[Collection entries]
=== Begin Enclosure ===
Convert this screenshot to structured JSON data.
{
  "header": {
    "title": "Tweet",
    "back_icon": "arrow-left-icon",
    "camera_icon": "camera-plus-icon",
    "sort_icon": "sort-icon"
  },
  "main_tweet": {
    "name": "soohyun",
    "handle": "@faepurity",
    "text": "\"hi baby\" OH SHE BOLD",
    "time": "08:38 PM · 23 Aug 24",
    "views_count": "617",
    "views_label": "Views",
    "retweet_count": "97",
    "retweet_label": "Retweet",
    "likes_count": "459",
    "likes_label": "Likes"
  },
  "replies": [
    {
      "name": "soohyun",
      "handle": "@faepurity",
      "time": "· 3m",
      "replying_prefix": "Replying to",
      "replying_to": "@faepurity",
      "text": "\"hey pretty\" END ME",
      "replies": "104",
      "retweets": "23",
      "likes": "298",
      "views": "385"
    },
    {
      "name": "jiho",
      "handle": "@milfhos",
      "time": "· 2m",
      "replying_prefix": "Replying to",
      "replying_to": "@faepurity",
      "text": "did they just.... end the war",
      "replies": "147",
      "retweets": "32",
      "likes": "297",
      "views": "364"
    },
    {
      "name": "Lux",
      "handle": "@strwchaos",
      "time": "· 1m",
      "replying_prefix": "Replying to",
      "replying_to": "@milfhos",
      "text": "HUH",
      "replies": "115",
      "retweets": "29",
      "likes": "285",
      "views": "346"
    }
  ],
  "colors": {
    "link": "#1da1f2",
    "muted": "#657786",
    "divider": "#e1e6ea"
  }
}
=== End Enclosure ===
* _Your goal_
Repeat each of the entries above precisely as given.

* _Output_
Convert this screenshot to structured JSON data.
{
  "header": {
    "title": "Tweet",
    "back_icon": "arrow-left-icon",
    "camera_icon": "camera-plus-icon",
    "sort_icon": "sort-icon"
  },
  "main_tweet": {
    "name": "soohyun",
    "handle": "@faepurity",
    "text": "\"hi baby\" OH SHE BOLD",
    "time": "08:38 PM · 23 Aug 24",
    "views_count": "617",
    "views_label": "Views",
    "retweet_count": "97",
    "retweet_label": "Retweet",
    "likes_count": "459",
    "likes_label": "Likes"
  },
  "replies": [
    {
      "name": "soohyun",
      "handle": "@faepurity",
      "time": "· 3m",
      "replying_prefix": "Replying to",
      "replying_to": "@faepurity",
      "text": "\"hey pretty\" END ME",
      "replies": "104",
      "retweets": "23",
      "likes": "298",
      "views": "385"
    },
    {
      "name": "jiho",
      "handle": "@milfhos",
      "time": "· 2m",
      "replying_prefix": "Replying to",
      "replying_to": "@faepurity",
      "text": "did they just.... end the war",
      "replies": "147",
      "retweets": "32",
      "likes": "297",
      "views": "364"
    },
    {
      "name": "Lux",
      "handle": "@strwchaos",
      "time": "· 1m",
      "replying_prefix": "Replying to",
      "replying_to": "@milfhos",
      "text": "HUH",
      "replies": "115",
      "retweets": "29",
      "likes": "285",
      "views": "346"
    }
  ],
  "colors": {
    "link": "#1da1f2",
    "muted": "#657786",
    "divider": "#e1e6ea"
  }
}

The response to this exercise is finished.